'The rules don’t apply to commercial arrangements'

Although both limbs of DPT incorporate a design test that looks to the objectives of the arrangements (i.e. sections 110 and 86(1)(e)), strictly speaking, actual purposes are not relevant to the design tests. The tests are met if it is 'reasonable to assume' the necessary circumstances, and it is made clear in the legislation itself that this objective test may be satisfied even if the arrangements were put in place for commercial reasons.

However, HMRC does acknowledge in its published guidance (at least in relation to section 86(1)(e)) a need for some degree of contrivance (see DPT1140). Reading between the lines, as regards the avoided PE limb, HMRC appears to be looking for activities that fall just short of satisfying the applicable double tax treaty or domestic law test for an actual PE, coupled with some contrivance that makes it reasonable to assume the necessary design element.

'HMRC will not be reasonable'

Although DPT is payable upfront following receipt of a charging notice, HMRC cannot issue charging notices for excessive amounts. The notice must represent the best estimate that can reasonably be made at the time (section 96(2) / 97(2)). Taxpayers’ experience varies but HMRC is careful to stress the rigorous governance process that applies and the requirement to act reasonably. In some cases however there has been a bit of a 'rush for the line' as a deadline approached and HMRC’s reasoning has left something to be desired. While the outcome in Glencore was favourable (some might say benevolent) to HMRC, our experience is that HMRC has tightened up its processes as a result of the case and is striving to reach a demonstrably reasonable outcome.

Helpfully, Glencore also indicates (at paragraph 91) that, while the legislation limits the matters for representations that are required to be considered by the designated officer following the issue of a preliminary charging notice, the designated officer may (in her discretion) take into account other representations and information before issuing a charging notice.

'DPT is JR-proof'

The Court of Appeal refused Glencore’s application for judicial review (JR) of the issue of a charging notice on the grounds that a suitable alternative remedy is available (in the form of the review under section 101 in conjunction with the right of appeal under section 102). Administrative lawyers may debate whether an internal review can ever be a suitable alternative remedy but – for now at least – it seems clear that, whilst DPT may not be entirely 'JR-proof', JR will only be available in exceptional cases.

In the meantime, taxpayers should consider what, if anything, can be achieved during the review period. It will be a matter of strategy and taste in each case how collaborative the taxpayer wishes to be, but HMRC’s recently updated LSS emphasises that HMRC is more likely to act reasonably if taxpayers show willing.

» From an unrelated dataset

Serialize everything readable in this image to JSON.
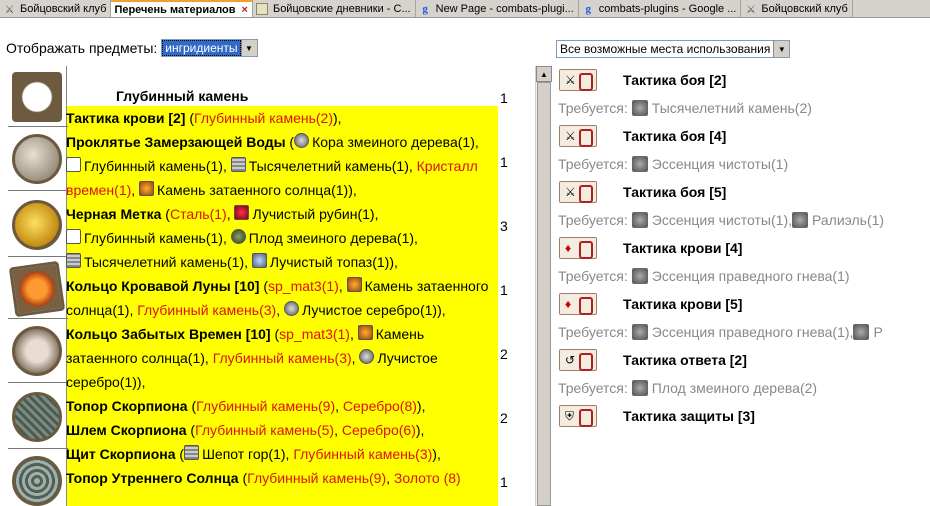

The review period provides HMRC with a one-time opportunity to issue a supplementary charging notice, but it also enables HMRC to conduct further fact-finding and reduce the amount of a charging notice multiple times. It is likely to be in HMRC’s interest to resolve any disagreement over the application or amount of DPT before or during the review period rather than through costly and resource-heavy litigation. A successful outcome (for both HMRC and the taxpayer) of a DPT enquiry or review may well be that no DPT is due – either because other adjustments have been agreed or because HMRC has reached a better understanding of the facts and has concluded there are no diverted profits after all. However, achieving successful outcomes for all of the cases that are already under or are coming up for consideration will be quite a challenge for both HMRC and business in the time available.

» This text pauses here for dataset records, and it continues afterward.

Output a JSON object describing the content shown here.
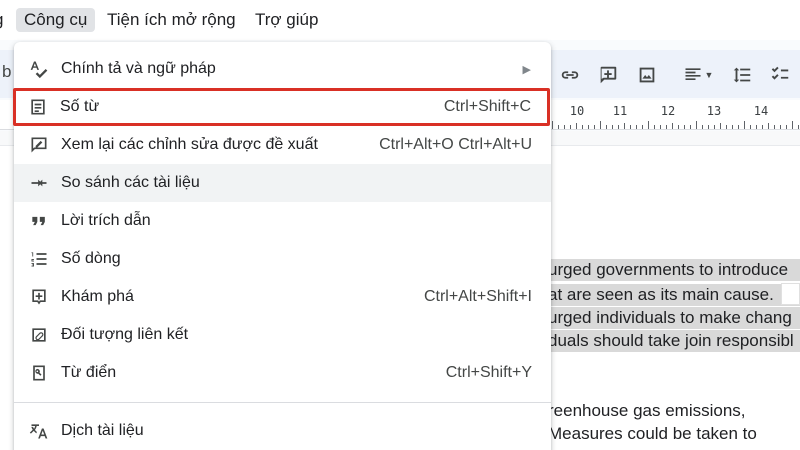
{
  "menubar": {
    "partial_item": "g",
    "items": [
      "Công cụ",
      "Tiện ích mở rộng",
      "Trợ giúp"
    ]
  },
  "toolbar": {
    "partial_label": "b",
    "buttons": [
      "link-icon",
      "comment-add-icon",
      "image-icon",
      "align-left-icon",
      "line-spacing-icon",
      "checklist-icon"
    ]
  },
  "ruler": {
    "numbers": [
      "10",
      "11",
      "12",
      "13",
      "14"
    ]
  },
  "menu": {
    "items": [
      {
        "icon": "spellcheck-icon",
        "label": "Chính tả và ngữ pháp",
        "shortcut": "",
        "submenu": true
      },
      {
        "icon": "word-count-icon",
        "label": "Số từ",
        "shortcut": "Ctrl+Shift+C",
        "highlighted": true
      },
      {
        "icon": "review-edits-icon",
        "label": "Xem lại các chỉnh sửa được đề xuất",
        "shortcut": "Ctrl+Alt+O Ctrl+Alt+U"
      },
      {
        "icon": "compare-docs-icon",
        "label": "So sánh các tài liệu",
        "shortcut": "",
        "hover": true
      },
      {
        "icon": "citations-icon",
        "label": "Lời trích dẫn",
        "shortcut": ""
      },
      {
        "icon": "line-numbers-icon",
        "label": "Số dòng",
        "shortcut": ""
      },
      {
        "icon": "explore-icon",
        "label": "Khám phá",
        "shortcut": "Ctrl+Alt+Shift+I"
      },
      {
        "icon": "linked-objects-icon",
        "label": "Đối tượng liên kết",
        "shortcut": ""
      },
      {
        "icon": "dictionary-icon",
        "label": "Từ điển",
        "shortcut": "Ctrl+Shift+Y"
      },
      {
        "icon": "translate-icon",
        "label": "Dịch tài liệu",
        "shortcut": ""
      }
    ]
  },
  "document": {
    "lines": [
      " urged governments to introduce",
      "at are seen as its main cause.",
      " urged individuals to make chang",
      "duals should take join responsibl",
      "reenhouse gas emissions,",
      "Measures could be taken to"
    ]
  },
  "colors": {
    "highlight_box": "#d93025",
    "text_highlight": "#d9d9d9",
    "toolbar_bg": "#edf2fa"
  }
}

Based on an article originally published in Tax Journal on 8 December 2017.